Required action: Scan the listing below and copy every line holding "this".

[Entries provided Boundary: Start]

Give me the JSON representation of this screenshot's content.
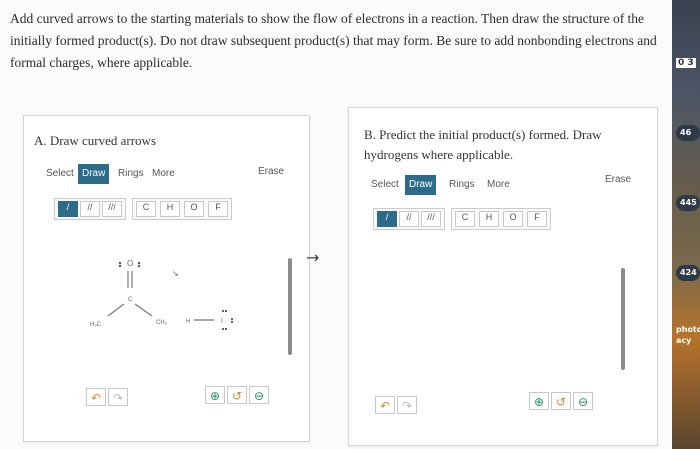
{
  "question": "Add curved arrows to the starting materials to show the flow of electrons in a reaction. Then draw the structure of the initially formed product(s). Do not draw subsequent product(s) that may form. Be sure to add nonbonding electrons and formal charges, where applicable.",
  "panel_a": {
    "title": "A. Draw curved arrows",
    "toolbar": [
      "Select",
      "Draw",
      "Rings",
      "More"
    ],
    "active_tool": "Draw",
    "erase": "Erase",
    "atoms": [
      "C",
      "H",
      "O",
      "F"
    ],
    "molecule": {
      "o_label": "O",
      "c_label": "C",
      "left_group": "H₃C",
      "right_group": "CH₃",
      "h_label": "H",
      "i_label": "I"
    }
  },
  "panel_b": {
    "title": "B. Predict the initial product(s) formed. Draw hydrogens where applicable.",
    "toolbar": [
      "Select",
      "Draw",
      "Rings",
      "More"
    ],
    "active_tool": "Draw",
    "erase": "Erase",
    "atoms": [
      "C",
      "H",
      "O",
      "F"
    ]
  },
  "reaction_arrow": "→",
  "side_labels": [
    "0 3",
    "46",
    "445",
    "424",
    "photo",
    "acy"
  ],
  "colors": {
    "accent": "#2d6b8a",
    "zoom": "#1f8a5a"
  }
}
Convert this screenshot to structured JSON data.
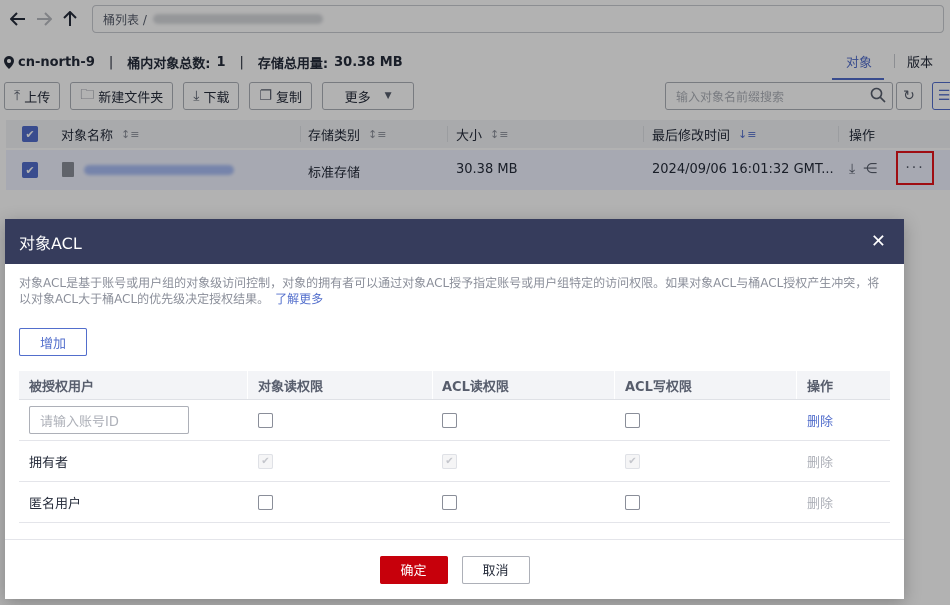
{
  "nav": {
    "back_icon": "arrow-left-icon",
    "forward_icon": "arrow-right-icon",
    "up_icon": "arrow-up-icon",
    "breadcrumb_root": "桶列表 /"
  },
  "info": {
    "region": "cn-north-9",
    "object_count_label": "桶内对象总数:",
    "object_count": "1",
    "storage_label": "存储总用量:",
    "storage_value": "30.38 MB"
  },
  "tabs": {
    "objects": "对象",
    "versions": "版本"
  },
  "toolbar": {
    "upload": "上传",
    "new_folder": "新建文件夹",
    "download": "下载",
    "copy": "复制",
    "more": "更多",
    "search_placeholder": "输入对象名前缀搜索"
  },
  "table": {
    "headers": [
      "对象名称",
      "存储类别",
      "大小",
      "最后修改时间",
      "操作"
    ],
    "row": {
      "storage_class": "标准存储",
      "size": "30.38 MB",
      "modified": "2024/09/06 16:01:32 GMT...",
      "more": "···"
    }
  },
  "modal": {
    "title": "对象ACL",
    "description": "对象ACL是基于账号或用户组的对象级访问控制，对象的拥有者可以通过对象ACL授予指定账号或用户组特定的访问权限。如果对象ACL与桶ACL授权产生冲突，将以对象ACL大于桶ACL的优先级决定授权结果。",
    "learn_more": "了解更多",
    "add": "增加",
    "columns": [
      "被授权用户",
      "对象读权限",
      "ACL读权限",
      "ACL写权限",
      "操作"
    ],
    "id_placeholder": "请输入账号ID",
    "rows": [
      {
        "user": "",
        "delete": "删除"
      },
      {
        "user": "拥有者",
        "delete": "删除"
      },
      {
        "user": "匿名用户",
        "delete": "删除"
      }
    ],
    "ok": "确定",
    "cancel": "取消"
  }
}
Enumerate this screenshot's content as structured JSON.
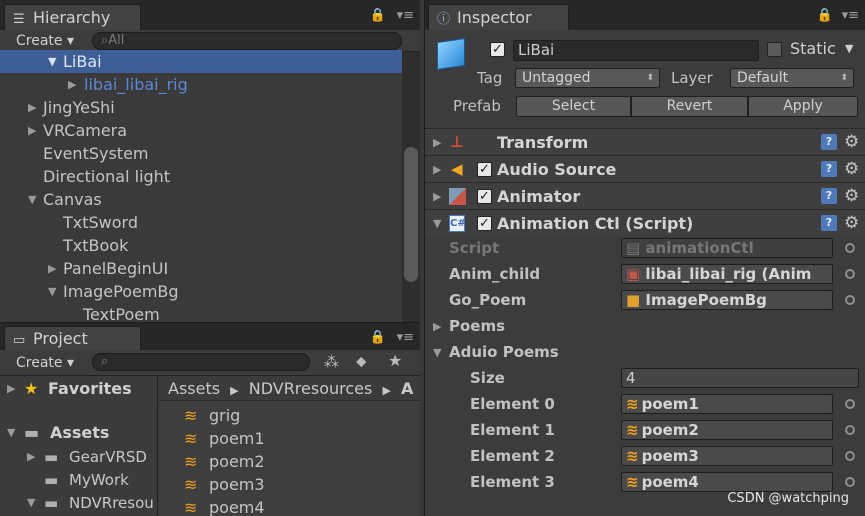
{
  "hierarchy": {
    "tab_label": "Hierarchy",
    "create_label": "Create",
    "search_placeholder": "All",
    "rows": [
      {
        "label": "LiBai",
        "selected": true,
        "arrow": "down"
      },
      {
        "label": "libai_libai_rig",
        "arrow": "right"
      },
      {
        "label": "JingYeShi",
        "arrow": "right"
      },
      {
        "label": "VRCamera",
        "arrow": "right"
      },
      {
        "label": "EventSystem"
      },
      {
        "label": "Directional light"
      },
      {
        "label": "Canvas",
        "arrow": "down"
      },
      {
        "label": "TxtSword"
      },
      {
        "label": "TxtBook"
      },
      {
        "label": "PanelBeginUI",
        "arrow": "right"
      },
      {
        "label": "ImagePoemBg",
        "arrow": "down"
      },
      {
        "label": "TextPoem"
      }
    ]
  },
  "project": {
    "tab_label": "Project",
    "create_label": "Create",
    "favorites_label": "Favorites",
    "assets_label": "Assets",
    "folders": [
      "GearVRSD",
      "MyWork",
      "NDVRresou"
    ],
    "breadcrumb": [
      "Assets",
      "NDVRresources",
      "A"
    ],
    "files": [
      "grig",
      "poem1",
      "poem2",
      "poem3",
      "poem4"
    ]
  },
  "inspector": {
    "tab_label": "Inspector",
    "object_name": "LiBai",
    "static_label": "Static",
    "tag_label": "Tag",
    "tag_value": "Untagged",
    "layer_label": "Layer",
    "layer_value": "Default",
    "prefab_label": "Prefab",
    "prefab_buttons": [
      "Select",
      "Revert",
      "Apply"
    ],
    "components": {
      "transform": "Transform",
      "audio": "Audio Source",
      "animator": "Animator",
      "script": "Animation Ctl (Script)"
    },
    "fields": {
      "script_label": "Script",
      "script_value": "animationCtl",
      "anim_child_label": "Anim_child",
      "anim_child_value": "libai_libai_rig (Anim",
      "go_poem_label": "Go_Poem",
      "go_poem_value": "ImagePoemBg",
      "poems_label": "Poems",
      "aduio_poems_label": "Aduio Poems",
      "size_label": "Size",
      "size_value": "4",
      "elements": [
        {
          "label": "Element 0",
          "value": "poem1"
        },
        {
          "label": "Element 1",
          "value": "poem2"
        },
        {
          "label": "Element 2",
          "value": "poem3"
        },
        {
          "label": "Element 3",
          "value": "poem4"
        }
      ]
    }
  },
  "watermark": "CSDN @watchping",
  "colors": {
    "selection": "#3e5f96",
    "link_text": "#5b86d8",
    "accent_audio": "#f5a623",
    "help_icon": "#4f79b8"
  }
}
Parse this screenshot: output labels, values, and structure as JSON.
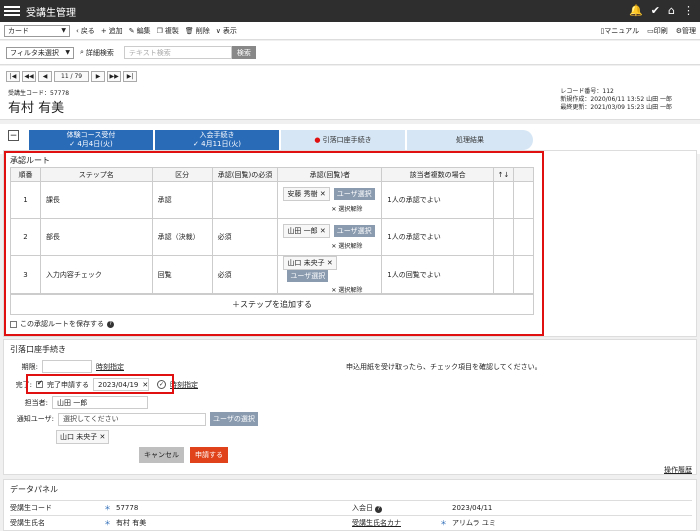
{
  "app": {
    "title": "受講生管理"
  },
  "toolbar": {
    "view_select": "カード",
    "back": "戻る",
    "add": "追加",
    "edit": "編集",
    "copy": "複製",
    "delete": "削除",
    "display": "表示",
    "manual": "マニュアル",
    "print": "印刷",
    "admin": "管理"
  },
  "filter": {
    "select": "フィルタ未選択",
    "advanced": "詳細検索",
    "text_placeholder": "テキスト検索",
    "search_button": "検索"
  },
  "record": {
    "pager": "11 / 79",
    "code_label": "受講生コード：57778",
    "name": "有村 有美",
    "meta": [
      "レコード番号：112",
      "新規作成：2020/06/11 13:52 山田 一郎",
      "最終更新：2021/03/09 15:23 山田 一郎"
    ]
  },
  "steps": [
    {
      "label": "体験コース受付",
      "date": "✓ 4月4日(火)"
    },
    {
      "label": "入会手続き",
      "date": "✓ 4月11日(火)"
    },
    {
      "label": "引落口座手続き",
      "date": ""
    },
    {
      "label": "処理結果",
      "date": ""
    }
  ],
  "route": {
    "title": "承認ルート",
    "headers": [
      "順番",
      "ステップ名",
      "区分",
      "承認(回覧)の必須",
      "承認(回覧)者",
      "該当者複数の場合",
      "↑↓"
    ],
    "rows": [
      {
        "no": "1",
        "name": "課長",
        "type": "承認",
        "required": "",
        "person": "安藤 秀樹",
        "multi": "1人の承認でよい"
      },
      {
        "no": "2",
        "name": "部長",
        "type": "承認（決裁）",
        "required": "必須",
        "person": "山田 一郎",
        "multi": "1人の承認でよい"
      },
      {
        "no": "3",
        "name": "入力内容チェック",
        "type": "回覧",
        "required": "必須",
        "person": "山口 未央子",
        "multi": "1人の回覧でよい"
      }
    ],
    "user_select": "ユーザ選択",
    "clear": "✕ 選択解除",
    "add_step": "＋ステップを追加する",
    "save_route": "この承認ルートを保存する"
  },
  "debit": {
    "title": "引落口座手続き",
    "deadline_label": "期限:",
    "specify": "時刻指定",
    "instruction": "申込用紙を受け取ったら、チェック項目を確認してください。",
    "done_label": "完了:",
    "apply_done": "完了申請する",
    "done_date": "2023/04/19",
    "assignee_label": "担当者:",
    "assignee": "山田 一郎",
    "notify_label": "通知ユーザ:",
    "notify_placeholder": "選択してください",
    "user_select": "ユーザの選択",
    "notify_user": "山口 未央子",
    "cancel": "キャンセル",
    "apply": "申請する",
    "history": "操作履歴"
  },
  "datapanel": {
    "title": "データパネル",
    "rows": [
      {
        "l1": "受講生コード",
        "v1": "57778",
        "l2": "入会日",
        "v2": "2023/04/11"
      },
      {
        "l1": "受講生氏名",
        "v1": "有村 有美",
        "l2": "受講生氏名カナ",
        "v2": "アリムラ ユミ"
      }
    ]
  }
}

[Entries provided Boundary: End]

Result:
Give me the JSON representation of this screenshot's content.
Convert this screenshot to structured JSON data.
Enumerate this screenshot's content as structured JSON.
Parse this screenshot: output labels, values, and structure as JSON.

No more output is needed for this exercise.